__REQUIRED ACTION__.
Pull every line with the word "JSON" out of the entries below.

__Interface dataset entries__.

#####

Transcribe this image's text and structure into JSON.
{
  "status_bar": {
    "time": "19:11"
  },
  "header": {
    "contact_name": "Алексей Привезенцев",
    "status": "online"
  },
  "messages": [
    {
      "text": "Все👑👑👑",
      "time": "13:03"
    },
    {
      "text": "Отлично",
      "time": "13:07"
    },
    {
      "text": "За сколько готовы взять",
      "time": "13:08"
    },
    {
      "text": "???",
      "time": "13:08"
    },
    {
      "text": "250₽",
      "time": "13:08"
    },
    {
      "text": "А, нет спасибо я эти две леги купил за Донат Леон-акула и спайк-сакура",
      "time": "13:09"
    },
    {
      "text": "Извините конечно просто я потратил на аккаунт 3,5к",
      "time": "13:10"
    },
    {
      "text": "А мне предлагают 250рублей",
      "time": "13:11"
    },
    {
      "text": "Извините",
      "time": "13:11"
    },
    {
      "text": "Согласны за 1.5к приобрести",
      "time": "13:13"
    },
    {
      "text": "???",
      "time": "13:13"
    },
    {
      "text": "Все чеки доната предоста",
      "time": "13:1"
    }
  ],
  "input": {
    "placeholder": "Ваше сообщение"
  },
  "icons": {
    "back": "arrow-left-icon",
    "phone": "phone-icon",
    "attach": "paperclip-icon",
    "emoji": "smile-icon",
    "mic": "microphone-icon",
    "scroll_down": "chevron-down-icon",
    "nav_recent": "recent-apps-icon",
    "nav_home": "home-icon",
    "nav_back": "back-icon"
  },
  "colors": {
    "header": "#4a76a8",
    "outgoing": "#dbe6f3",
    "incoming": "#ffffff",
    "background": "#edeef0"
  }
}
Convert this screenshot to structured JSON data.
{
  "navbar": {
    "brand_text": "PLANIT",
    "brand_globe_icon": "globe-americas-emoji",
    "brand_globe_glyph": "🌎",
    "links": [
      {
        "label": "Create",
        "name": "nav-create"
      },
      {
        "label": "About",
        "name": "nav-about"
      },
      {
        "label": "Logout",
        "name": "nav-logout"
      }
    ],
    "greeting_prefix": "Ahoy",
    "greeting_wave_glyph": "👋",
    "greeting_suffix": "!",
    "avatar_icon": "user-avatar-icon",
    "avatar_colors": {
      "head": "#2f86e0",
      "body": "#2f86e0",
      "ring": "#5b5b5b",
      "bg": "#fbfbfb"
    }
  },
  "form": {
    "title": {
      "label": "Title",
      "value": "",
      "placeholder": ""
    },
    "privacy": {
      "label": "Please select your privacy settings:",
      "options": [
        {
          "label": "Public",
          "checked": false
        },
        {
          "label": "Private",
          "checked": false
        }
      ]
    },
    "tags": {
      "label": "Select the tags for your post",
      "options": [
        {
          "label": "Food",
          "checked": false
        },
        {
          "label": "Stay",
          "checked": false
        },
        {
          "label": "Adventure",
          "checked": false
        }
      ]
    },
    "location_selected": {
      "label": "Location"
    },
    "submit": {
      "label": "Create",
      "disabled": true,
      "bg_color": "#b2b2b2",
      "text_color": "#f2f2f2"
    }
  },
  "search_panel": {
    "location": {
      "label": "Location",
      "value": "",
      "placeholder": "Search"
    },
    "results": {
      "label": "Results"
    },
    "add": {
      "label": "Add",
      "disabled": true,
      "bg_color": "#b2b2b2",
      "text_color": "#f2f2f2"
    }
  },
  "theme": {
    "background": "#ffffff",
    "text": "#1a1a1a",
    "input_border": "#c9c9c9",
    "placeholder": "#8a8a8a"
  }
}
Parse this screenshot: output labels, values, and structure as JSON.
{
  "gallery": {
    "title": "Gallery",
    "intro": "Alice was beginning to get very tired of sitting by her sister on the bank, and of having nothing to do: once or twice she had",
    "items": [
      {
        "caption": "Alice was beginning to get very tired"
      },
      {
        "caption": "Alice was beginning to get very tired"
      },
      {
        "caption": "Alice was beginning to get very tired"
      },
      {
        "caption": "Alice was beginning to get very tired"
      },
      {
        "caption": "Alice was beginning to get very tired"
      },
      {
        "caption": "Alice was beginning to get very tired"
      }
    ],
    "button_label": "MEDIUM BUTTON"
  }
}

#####

__ANSWER FOR THE TASK__.
Transcribe this image's text and structure into JSON.
Convert this screenshot to structured JSON data.
Parse this screenshot: output labels, values, and structure as JSON.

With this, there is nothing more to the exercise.